The voicemail messages were allegedly deleted to make room for more after Milly's inbox became full.
Mr Lewis, from London-based Taylor Hampton Solicitors, said Mr and Mrs Dowler were pursuing a claim for damages against the News of the World and the Dowlers had been told their own phones were targeted, as well as that of their daughter.
Prime Minister David Cameron condemned the alleged hacking of Milly's mobile telephone as a ``truly dreadful act'', and said the claims were ``quite, quite shocking''.
Bellfield, 43, was given a second whole life jail term last month for 13-year-old Milly's murder.
Ms Brooks spoke out in a message to News International staff after David Cameron condemned the alleged hacking as a ``truly dreadful act''.
The Prime Minister, who found himself being quizzed about the story during a trip to Afghanistan, said he found the claims ``quite, quite shocking''.
As the scandal grew, the Press Complaints Commission, a keystone of the system of press self-regulation in the UK, accused the News of the World of lying during an inquiry into hacking allegations.

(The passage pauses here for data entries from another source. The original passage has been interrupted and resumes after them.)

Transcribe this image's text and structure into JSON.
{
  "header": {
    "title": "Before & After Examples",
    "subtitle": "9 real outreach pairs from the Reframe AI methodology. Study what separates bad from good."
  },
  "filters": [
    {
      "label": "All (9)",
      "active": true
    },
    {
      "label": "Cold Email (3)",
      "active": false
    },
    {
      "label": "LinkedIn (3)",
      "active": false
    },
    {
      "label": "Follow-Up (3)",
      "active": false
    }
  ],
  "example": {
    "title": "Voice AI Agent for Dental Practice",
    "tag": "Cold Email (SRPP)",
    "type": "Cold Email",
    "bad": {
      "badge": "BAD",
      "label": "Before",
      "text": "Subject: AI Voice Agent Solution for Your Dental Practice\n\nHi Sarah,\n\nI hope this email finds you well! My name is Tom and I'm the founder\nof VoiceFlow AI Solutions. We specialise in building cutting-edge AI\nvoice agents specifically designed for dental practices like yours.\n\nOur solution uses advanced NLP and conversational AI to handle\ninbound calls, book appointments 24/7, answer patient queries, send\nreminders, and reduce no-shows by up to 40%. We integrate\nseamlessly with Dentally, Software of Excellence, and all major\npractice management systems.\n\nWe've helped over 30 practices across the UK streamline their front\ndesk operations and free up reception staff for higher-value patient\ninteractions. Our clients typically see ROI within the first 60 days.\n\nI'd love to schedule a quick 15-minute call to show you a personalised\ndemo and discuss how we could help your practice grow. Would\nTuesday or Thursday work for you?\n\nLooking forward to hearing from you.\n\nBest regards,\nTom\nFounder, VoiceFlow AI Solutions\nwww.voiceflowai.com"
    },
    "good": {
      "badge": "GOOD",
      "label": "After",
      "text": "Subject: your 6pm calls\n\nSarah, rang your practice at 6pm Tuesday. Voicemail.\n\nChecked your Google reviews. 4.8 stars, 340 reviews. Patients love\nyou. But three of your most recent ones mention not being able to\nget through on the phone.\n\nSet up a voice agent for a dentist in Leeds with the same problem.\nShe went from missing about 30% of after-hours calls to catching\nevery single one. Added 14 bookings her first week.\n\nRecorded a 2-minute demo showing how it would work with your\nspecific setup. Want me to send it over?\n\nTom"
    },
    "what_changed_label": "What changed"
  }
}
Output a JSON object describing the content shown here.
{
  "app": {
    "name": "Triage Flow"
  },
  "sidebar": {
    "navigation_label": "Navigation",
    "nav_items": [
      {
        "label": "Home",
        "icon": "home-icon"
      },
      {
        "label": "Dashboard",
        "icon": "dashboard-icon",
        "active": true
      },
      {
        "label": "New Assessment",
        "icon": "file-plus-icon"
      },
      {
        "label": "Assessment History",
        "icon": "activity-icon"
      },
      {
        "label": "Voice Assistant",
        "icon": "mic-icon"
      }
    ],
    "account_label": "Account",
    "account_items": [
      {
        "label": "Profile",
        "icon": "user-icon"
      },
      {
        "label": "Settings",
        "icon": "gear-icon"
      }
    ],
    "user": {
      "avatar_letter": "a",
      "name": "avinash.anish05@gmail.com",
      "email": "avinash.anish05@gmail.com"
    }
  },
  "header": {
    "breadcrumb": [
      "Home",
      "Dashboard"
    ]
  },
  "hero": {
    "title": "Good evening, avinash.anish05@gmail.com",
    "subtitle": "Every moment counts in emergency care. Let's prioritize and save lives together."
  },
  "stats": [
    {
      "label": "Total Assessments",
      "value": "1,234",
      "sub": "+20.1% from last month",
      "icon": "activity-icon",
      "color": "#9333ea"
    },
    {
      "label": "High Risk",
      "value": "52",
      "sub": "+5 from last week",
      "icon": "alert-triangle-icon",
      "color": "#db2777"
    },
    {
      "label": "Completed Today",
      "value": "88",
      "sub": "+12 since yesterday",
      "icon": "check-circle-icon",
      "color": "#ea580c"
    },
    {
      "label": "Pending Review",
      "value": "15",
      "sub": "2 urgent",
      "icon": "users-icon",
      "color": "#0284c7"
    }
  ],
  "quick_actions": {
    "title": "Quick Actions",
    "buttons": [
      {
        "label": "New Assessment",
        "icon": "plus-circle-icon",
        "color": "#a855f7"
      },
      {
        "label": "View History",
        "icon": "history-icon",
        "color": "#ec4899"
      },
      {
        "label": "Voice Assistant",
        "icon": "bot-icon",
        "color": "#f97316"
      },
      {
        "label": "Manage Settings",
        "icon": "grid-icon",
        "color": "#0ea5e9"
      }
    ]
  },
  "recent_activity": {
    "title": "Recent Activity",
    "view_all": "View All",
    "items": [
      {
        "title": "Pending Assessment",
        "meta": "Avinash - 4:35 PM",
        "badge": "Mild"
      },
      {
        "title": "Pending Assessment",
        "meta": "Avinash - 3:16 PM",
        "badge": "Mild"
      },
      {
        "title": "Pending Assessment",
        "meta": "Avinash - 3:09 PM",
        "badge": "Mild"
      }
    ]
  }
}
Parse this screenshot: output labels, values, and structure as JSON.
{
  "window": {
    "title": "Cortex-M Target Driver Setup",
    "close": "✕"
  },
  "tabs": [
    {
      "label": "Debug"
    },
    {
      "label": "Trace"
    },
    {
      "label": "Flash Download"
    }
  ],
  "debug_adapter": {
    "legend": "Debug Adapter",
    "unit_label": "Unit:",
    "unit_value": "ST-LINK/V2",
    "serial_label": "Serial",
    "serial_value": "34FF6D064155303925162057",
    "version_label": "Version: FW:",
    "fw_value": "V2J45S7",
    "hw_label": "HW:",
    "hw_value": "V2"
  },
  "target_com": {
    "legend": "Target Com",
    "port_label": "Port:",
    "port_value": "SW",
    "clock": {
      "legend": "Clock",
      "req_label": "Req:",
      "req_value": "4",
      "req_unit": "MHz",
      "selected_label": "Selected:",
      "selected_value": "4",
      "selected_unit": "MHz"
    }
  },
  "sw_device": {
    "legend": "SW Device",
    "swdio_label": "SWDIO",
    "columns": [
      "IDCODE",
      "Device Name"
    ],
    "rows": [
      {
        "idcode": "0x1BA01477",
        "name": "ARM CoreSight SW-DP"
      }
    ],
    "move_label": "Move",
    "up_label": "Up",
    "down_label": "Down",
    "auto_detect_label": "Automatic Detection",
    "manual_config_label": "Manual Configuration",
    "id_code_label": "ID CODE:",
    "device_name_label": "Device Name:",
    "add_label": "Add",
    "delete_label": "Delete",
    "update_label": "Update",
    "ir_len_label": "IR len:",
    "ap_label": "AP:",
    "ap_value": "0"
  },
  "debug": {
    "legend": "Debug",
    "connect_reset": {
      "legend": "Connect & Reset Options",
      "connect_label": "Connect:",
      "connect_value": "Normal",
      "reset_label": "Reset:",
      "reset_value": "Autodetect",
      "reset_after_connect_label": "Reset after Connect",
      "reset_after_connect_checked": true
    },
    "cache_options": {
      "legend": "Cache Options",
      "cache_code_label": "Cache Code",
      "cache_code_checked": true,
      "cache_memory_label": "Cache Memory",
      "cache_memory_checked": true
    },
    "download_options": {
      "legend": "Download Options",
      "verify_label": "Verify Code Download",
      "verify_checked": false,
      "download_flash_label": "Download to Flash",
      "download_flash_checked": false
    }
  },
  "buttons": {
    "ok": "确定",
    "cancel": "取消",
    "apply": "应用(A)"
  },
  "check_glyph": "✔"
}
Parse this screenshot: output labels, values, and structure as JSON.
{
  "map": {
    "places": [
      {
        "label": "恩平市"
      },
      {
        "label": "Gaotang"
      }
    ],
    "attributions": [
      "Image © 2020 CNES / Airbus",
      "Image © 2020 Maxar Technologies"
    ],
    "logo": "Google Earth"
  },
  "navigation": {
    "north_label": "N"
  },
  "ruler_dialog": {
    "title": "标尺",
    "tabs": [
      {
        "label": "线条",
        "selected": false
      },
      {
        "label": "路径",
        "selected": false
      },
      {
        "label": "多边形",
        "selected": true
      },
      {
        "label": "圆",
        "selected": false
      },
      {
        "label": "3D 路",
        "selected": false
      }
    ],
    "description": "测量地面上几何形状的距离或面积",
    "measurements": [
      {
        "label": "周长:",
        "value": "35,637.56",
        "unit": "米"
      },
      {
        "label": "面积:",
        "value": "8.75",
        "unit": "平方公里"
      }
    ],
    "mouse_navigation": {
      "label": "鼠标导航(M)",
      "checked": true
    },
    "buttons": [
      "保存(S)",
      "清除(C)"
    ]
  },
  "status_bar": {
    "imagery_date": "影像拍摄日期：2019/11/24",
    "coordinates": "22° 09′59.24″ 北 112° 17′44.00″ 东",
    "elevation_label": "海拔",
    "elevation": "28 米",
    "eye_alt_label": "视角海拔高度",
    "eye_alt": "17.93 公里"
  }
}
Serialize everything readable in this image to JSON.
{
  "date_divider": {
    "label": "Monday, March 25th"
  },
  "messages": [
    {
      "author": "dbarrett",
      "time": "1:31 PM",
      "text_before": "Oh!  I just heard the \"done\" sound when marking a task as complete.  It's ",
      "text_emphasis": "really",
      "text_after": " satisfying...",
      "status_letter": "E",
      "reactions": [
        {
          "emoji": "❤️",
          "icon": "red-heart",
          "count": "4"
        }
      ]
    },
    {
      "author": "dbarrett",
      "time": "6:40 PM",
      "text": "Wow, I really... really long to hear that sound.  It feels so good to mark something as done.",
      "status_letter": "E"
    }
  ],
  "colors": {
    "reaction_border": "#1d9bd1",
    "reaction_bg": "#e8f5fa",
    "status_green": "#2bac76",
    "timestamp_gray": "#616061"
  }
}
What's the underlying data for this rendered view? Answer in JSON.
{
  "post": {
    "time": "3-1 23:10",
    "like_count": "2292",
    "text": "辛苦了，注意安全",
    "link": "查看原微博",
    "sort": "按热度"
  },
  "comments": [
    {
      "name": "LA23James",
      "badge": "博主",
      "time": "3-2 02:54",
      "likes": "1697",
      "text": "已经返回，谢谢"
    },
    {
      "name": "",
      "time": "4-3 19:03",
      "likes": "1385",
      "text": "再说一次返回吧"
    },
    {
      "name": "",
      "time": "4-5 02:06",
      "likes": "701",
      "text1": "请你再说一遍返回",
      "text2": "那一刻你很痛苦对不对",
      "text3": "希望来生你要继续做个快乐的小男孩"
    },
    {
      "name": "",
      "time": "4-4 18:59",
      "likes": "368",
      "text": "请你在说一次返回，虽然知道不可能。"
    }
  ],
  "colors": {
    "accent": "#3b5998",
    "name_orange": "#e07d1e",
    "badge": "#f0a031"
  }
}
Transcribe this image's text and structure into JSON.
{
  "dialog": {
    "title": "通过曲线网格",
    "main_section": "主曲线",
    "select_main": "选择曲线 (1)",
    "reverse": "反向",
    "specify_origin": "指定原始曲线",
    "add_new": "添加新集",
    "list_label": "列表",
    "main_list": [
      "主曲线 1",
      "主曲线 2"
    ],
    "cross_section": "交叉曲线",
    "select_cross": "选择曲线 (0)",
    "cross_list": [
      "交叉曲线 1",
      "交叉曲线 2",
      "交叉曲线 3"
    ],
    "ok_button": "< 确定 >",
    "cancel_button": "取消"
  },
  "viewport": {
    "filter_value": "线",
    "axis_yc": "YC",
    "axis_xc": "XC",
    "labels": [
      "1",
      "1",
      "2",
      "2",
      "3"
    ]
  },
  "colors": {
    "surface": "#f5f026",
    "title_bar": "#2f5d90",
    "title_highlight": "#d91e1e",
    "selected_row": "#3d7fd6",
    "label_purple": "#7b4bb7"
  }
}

PCC chairman Baroness Buscombe told the BBC's Daily Politics show: ``We didn't have the evidence. I am the regulator but there is only so much we can do when people are lying to us.
``We know now that I was not being given the truth by the News of the World. Who knows if there are other newspapers that have lied.''
In her statement Ms Brooks said she wanted to address staff ``as a matter of urgency'' in light of the new claims.
She said: ``We were all appalled and shocked when we heard about these allegations yesterday.
``I have to tell you that I am sickened that these events are alleged to have happened. Not just because I was editor of the News of the World at the time, but if the accusations are true, the devastating effect on Milly Dowler's family is unforgivable.
``Our first priority must be to establish the full facts behind these claims.
``I have written to Mr and Mrs Dowler this morning to assure them News International will vigorously pursue the truth and that they will be the first to be informed of the outcome of our investigation.
``Our lawyers have also written to their solicitor Mark Lewis to ask him to show us any of the evidence he has so we can swiftly take the appropriate action.
``At the moment we only know what we have read.
``Since 2006, when the Metropolitan Police Service (MPS) seized the documentation from the private investigator Glen Mulcaire, News International has had no visibility on the evidence available.
``The process of discovery is complicated. The MPS first present relevant documents to potential victims. We only see the evidence much later during the legal process.''
She said NI has offered the MPS its full co-operation ``to establish the veracity of these fresh allegations'' and had written to the Chief Constable of Surrey, where Milly lived, with the same offer.
She went on: ``I am determined that News International does everything it can to co-operate fully and pro-actively with the MPS, as we have been doing for some time, to verify the facts so we can respond in a robust and proper way.
``It is almost too horrific to believe that a professional journalist or even a freelance inquiry agent working on behalf of a member of the News of the World staff could behave in this way.
``If the allegations are proved to be true then I can promise the strongest possible action will be taken as this company will not tolerate such disgraceful behaviour.
``I hope that you all realise it is inconceivable that I knew or worse, sanctioned these appalling allegations.''
She added: ``Although these difficult times will continue for many months ahead, I want you to know that News International will pursue the facts with vigour and integrity.
``I am aware of the speculation about my position. Therefore it is important you all know that as chief executive, I am determined to lead the company to ensure we do the right thing and resolve these serious issues.
``We will face up to the mistakes and wrongdoing of the past and we will do our utmost to see that justice is done and those culpable will be punished.''